He said he treasured his memories of meeting the then-monarch, particularly his private audience before presenting his first Budget as chancellor in 2020.

He was not in office at the time of the late Queen’s death, having lost the Tory leadership contest to Liz Truss who became prime minister at Balmoral in the monarch’s final official engagement, just two days before her death.

Mr Sunak said that “on the solemn anniversary” of her death “our thoughts are with His Majesty King Charles III and the whole royal family”.

He said: “With the perspective of a year, the scale of Her Late Majesty’s service only seems greater. Her devotion to the nations of the United Kingdom and the Commonwealth only seems deeper.

“And our gratitude for such an extraordinary life of duty and dedication only continues to grow.

“I treasure my memories of those occasions when I met Her Late Majesty, in particular the private audience I had with her at Buckingham Palace before presenting my first Budget as chancellor.

“I was struck by her wisdom, by her incredible warmth and grace, but also her sharp wit.

“People across the UK - whether they had the good fortune to meet Her Late Majesty or not - will be reflecting today on what she meant to them and the example she set for us all. We will cherish those memories.”

Mr Sunak said the “sacred” bond between the country and the monarch endures under the King.

“So, while we continue to mourn Her Late Majesty’s passing, we should be proud that this remarkable legacy of service - and this remarkable bond - continues to grow today under the reign of His Majesty The King.”

Labour leader Sir Keir Starmer said the queues to see the late Queen lying in state showed she "always enjoyed a special bond with her people".

"It was a relationship built from her understanding that service of this great nation is the thread that unites sovereign and subject," he said.

"So, as we reflect on her legacy again today, let us embrace that spirit of public service as our guide towards a better future."

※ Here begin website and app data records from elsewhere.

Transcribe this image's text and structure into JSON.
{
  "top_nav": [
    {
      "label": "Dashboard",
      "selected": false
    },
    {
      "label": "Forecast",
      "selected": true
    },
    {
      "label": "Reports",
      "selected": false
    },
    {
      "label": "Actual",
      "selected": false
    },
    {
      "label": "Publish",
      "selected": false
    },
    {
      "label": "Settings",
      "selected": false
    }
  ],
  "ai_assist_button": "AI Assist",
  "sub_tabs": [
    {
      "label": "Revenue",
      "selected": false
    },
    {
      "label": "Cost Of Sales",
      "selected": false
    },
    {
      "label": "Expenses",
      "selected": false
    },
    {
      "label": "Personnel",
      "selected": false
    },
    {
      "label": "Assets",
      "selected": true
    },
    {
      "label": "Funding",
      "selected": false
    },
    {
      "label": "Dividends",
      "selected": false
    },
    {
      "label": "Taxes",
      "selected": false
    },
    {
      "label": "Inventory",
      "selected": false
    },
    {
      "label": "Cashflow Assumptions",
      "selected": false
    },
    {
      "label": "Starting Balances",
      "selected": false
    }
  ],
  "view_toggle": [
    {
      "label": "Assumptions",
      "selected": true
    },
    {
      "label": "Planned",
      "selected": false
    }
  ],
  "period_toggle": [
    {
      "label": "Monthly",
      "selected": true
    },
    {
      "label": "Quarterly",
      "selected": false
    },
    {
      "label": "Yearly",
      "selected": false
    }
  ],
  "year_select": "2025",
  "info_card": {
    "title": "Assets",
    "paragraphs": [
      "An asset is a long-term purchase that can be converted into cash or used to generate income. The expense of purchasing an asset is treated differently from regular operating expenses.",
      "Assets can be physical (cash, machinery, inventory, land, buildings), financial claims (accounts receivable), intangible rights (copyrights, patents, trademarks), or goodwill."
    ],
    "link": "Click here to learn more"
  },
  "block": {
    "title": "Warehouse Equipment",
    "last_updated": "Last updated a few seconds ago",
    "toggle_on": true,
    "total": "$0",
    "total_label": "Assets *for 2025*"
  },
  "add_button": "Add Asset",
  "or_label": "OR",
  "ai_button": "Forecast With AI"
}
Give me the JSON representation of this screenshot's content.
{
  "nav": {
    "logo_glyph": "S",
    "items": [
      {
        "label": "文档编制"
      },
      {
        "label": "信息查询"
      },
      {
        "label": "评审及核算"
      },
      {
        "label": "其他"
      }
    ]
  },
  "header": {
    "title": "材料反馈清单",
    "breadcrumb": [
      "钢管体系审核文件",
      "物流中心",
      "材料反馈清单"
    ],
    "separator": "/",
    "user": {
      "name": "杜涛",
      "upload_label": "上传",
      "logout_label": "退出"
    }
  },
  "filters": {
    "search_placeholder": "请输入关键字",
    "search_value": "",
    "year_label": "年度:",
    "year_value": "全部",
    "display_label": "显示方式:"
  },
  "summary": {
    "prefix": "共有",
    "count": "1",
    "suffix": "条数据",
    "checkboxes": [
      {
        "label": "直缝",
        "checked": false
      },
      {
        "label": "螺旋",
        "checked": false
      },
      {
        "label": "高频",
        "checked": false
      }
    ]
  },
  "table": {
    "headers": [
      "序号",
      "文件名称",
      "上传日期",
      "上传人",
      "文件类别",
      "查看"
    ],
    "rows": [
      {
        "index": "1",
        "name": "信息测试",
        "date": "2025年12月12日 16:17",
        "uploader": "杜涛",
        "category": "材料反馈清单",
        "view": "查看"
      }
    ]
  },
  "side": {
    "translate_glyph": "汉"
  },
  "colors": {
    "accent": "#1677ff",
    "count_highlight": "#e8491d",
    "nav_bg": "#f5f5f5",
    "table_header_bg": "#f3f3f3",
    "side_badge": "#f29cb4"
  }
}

Queen Elizabeth II died after reigning for more than 70 years, making her the longest-reigning monarch in British history.

The late Queen symbolised the stability of the nation, and most people had known no other monarch on the British throne.

Fears for her health dramatically escalated on September 8, 2022 when Buckingham Palace announced the monarch was under medical supervision at her Aberdeenshire residence and her doctors were concerned.

Over the next 11 days following her death, the London Bridge plans in the event of the sovereign’s death were meticulously put into place.

Queen Elizabeth II was honoured with processions, vigils, a lying in state, a grand state funeral in Westminster Abbey and a poignant committal service in Windsor.

One million people are estimated to have attended the public funeral procession in London.

The Queen’s state funeral on September 19 cost the Government £161.7 million. It was the first state funeral since Sir Winston Churchill’s in 1965.